gluten free porridge bowl

How to make gluten free porridge

Porridge is made of oats that have been finely ground so that it cooks relatively quickly and gives a smooth texture when mixed with dairy milk or other non-dairy alternatives. To make gluten free porridge, you MUST use accredited gluten free oats.

If you make porridge using standard oats, there is a very high chance the oats will be contaminated as they may have come into contact with grains that contain wheat and gluten during the harvesting, grinding and packing stages. Although, in theory, porridge is naturally gluten free, making it with accredited ‘gluten free’ oats is the only way to guarantee porridge will be gluten free – this means the oats are analysed and declared as less than 20ppm gluten.

Can I eat oats if I suffer from Coeliac Disease?

Yes, BUT only if the oats are certified gluten free and you do not respond to avenin, which is a protein naturally found in oats.

What does it mean if I react to a protein called avenin in oats?

It means that your body suffers an immune response to a protein other than gluten but one that is very similar in chemical structure to a reaction with gluten.

What other foods can I replace oats with?

If you’re looking for an alternative to oats, try using buckwheat flour, it’s the best alternative we’ve found. It behaves like porridge in that it has a natural ‘glue-like’ consistency. Although it is bland and very very smooth in texture though, so try to add flavours such as raisins, cinnamon and seeds for texture.

gluten free fruit crumble

Things to think about before cooking and baking with oats

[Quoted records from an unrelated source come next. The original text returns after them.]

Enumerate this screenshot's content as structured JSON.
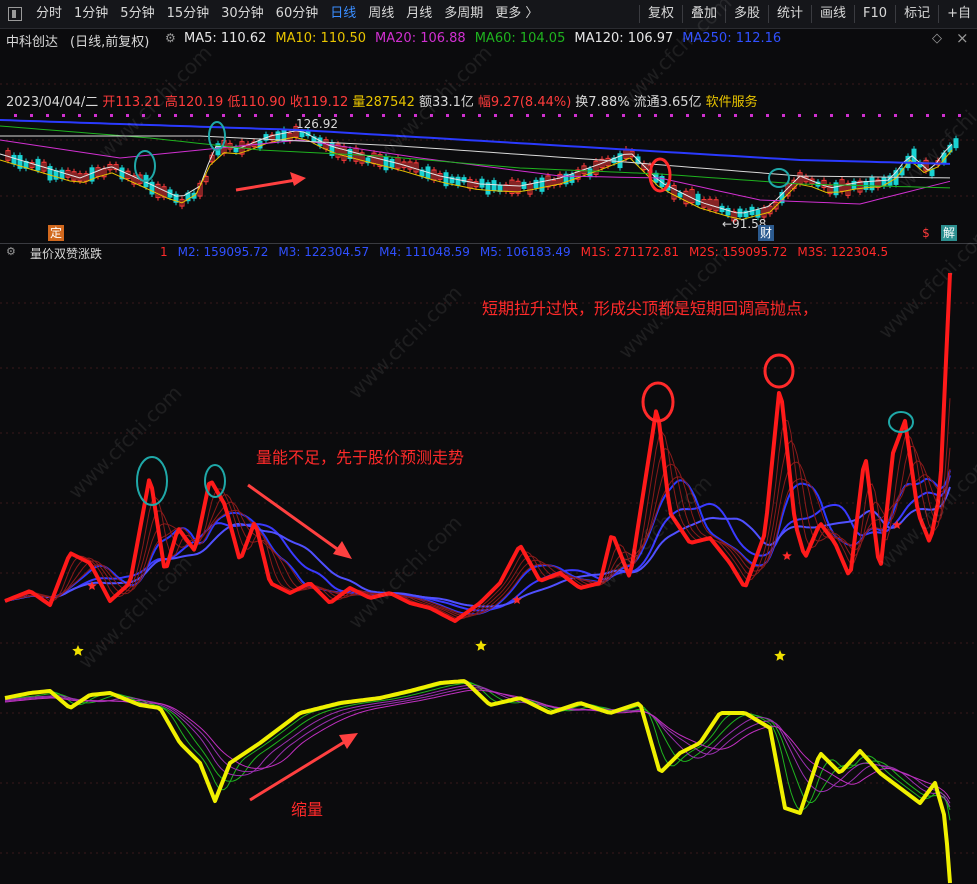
{
  "toolbar": {
    "items": [
      "分时",
      "1分钟",
      "5分钟",
      "15分钟",
      "30分钟",
      "60分钟",
      "日线",
      "周线",
      "月线",
      "多周期",
      "更多 〉"
    ],
    "active_index": 6,
    "right_items": [
      "复权",
      "叠加",
      "多股",
      "统计",
      "画线",
      "F10",
      "标记",
      "+自"
    ]
  },
  "main": {
    "stock_name": "中科创达",
    "period_info": "(日线,前复权)",
    "mas": [
      {
        "label": "MA5: 110.62",
        "color": "#e6e6e6"
      },
      {
        "label": "MA10: 110.50",
        "color": "#e8c400"
      },
      {
        "label": "MA20: 106.88",
        "color": "#d030d0"
      },
      {
        "label": "MA60: 104.05",
        "color": "#1fb31f"
      },
      {
        "label": "MA120: 106.97",
        "color": "#e6e6e6"
      },
      {
        "label": "MA250: 112.16",
        "color": "#3050ff"
      }
    ],
    "quote": [
      {
        "text": "2023/04/04/二",
        "color": "#d8d8d8"
      },
      {
        "text": "开113.21",
        "color": "#ff3b3b"
      },
      {
        "text": "高120.19",
        "color": "#ff3b3b"
      },
      {
        "text": "低110.90",
        "color": "#ff3b3b"
      },
      {
        "text": "收119.12",
        "color": "#ff3b3b"
      },
      {
        "text": "量287542",
        "color": "#e8c400"
      },
      {
        "text": "额33.1亿",
        "color": "#d8d8d8"
      },
      {
        "text": "幅9.27(8.44%)",
        "color": "#ff3b3b"
      },
      {
        "text": "换7.88%",
        "color": "#d8d8d8"
      },
      {
        "text": "流通3.65亿",
        "color": "#d8d8d8"
      },
      {
        "text": "软件服务",
        "color": "#e8c400"
      }
    ],
    "high_label": "126.92",
    "low_label": "←91.58",
    "marker_ding": "定",
    "marker_cai": "财",
    "marker_s": "$",
    "marker_jie": "解"
  },
  "indicator": {
    "name": "量价双赞涨跌",
    "values": [
      {
        "text": "1",
        "color": "#ff2a2a"
      },
      {
        "text": "M2: 159095.72",
        "color": "#3050ff"
      },
      {
        "text": "M3: 122304.57",
        "color": "#3050ff"
      },
      {
        "text": "M4: 111048.59",
        "color": "#3050ff"
      },
      {
        "text": "M5: 106183.49",
        "color": "#3050ff"
      },
      {
        "text": "M1S: 271172.81",
        "color": "#ff2a2a"
      },
      {
        "text": "M2S: 159095.72",
        "color": "#ff2a2a"
      },
      {
        "text": "M3S: 122304.5",
        "color": "#ff2a2a"
      }
    ]
  },
  "annotations": {
    "top_note": "短期拉升过快，形成尖顶都是短期回调高抛点，",
    "mid_note": "量能不足，先于股价预测走势",
    "bottom_note": "缩量"
  },
  "watermark": "www.cfchi.com"
}
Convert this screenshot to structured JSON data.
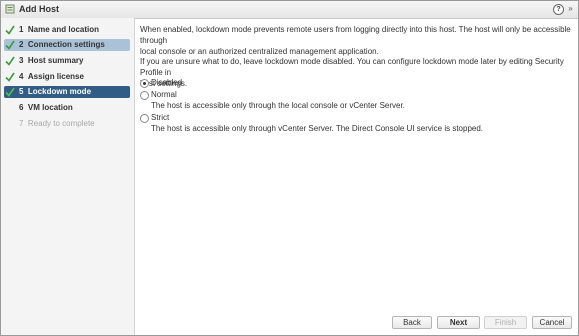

# Check and double check the ‘gluten-free’ accreditation – before cooking with gluten free oats check you are happy with the accreditation on show. As mentioned, the most trusted accreditation is by Coeliac UK which highlights the product has passed strict AOECS requirements. If you’re in any doubt that the oats might be contaminated, do not use them in your cooking or baking activities.

On a side note: Quaker oats have a proprietary technology that promises their oats are gluten free. They claim to use a type of filtration that ensures any glutinous stragglers are caught during the manufacturing process. We’ve noticed they are not accredited by Coeliac UK and so DO NOT comply with the strict AOECS requirements. However, by law, they must be less than 20ppm gluten if they claim ‘gluten-free’ and they do declare they rigorously test to ensure this.

# Shop around but always buy the best quality you can – prices of gluten free oats seem to vary hugely depending on where you shop. Although there is not often the choice of oats (i.e steel cut or Irish oats) for gluten-free diets, it is important to buy the best quality you can. Before you buy, make sure you understand what you want the oats to do in your cooking or baking. For example, when baking muffins, try adding a little gram flour to the oat blend to replicate the texture you are looking for.

Did you know? Grass Roots Bakery make award-winning gluten free mixes.

Let your home fill with the heavenly smell of delicious home cooked bread or fluffy chocolate muffins. We promise our gluten free white, brown and seeded bread mixes taste like ‘proper’ bread. Simply mix, prove and bake to create tasty gluten-free bread rolls or loaves that taste just as good as they should. Oh, and our gluten free pizza base mix creates delightfully thin pizza bases too!

Cover photo by Andrea Tummons | Porridge photo by Monika Grabkowska | Fruit crumble photo by Duncan Kidd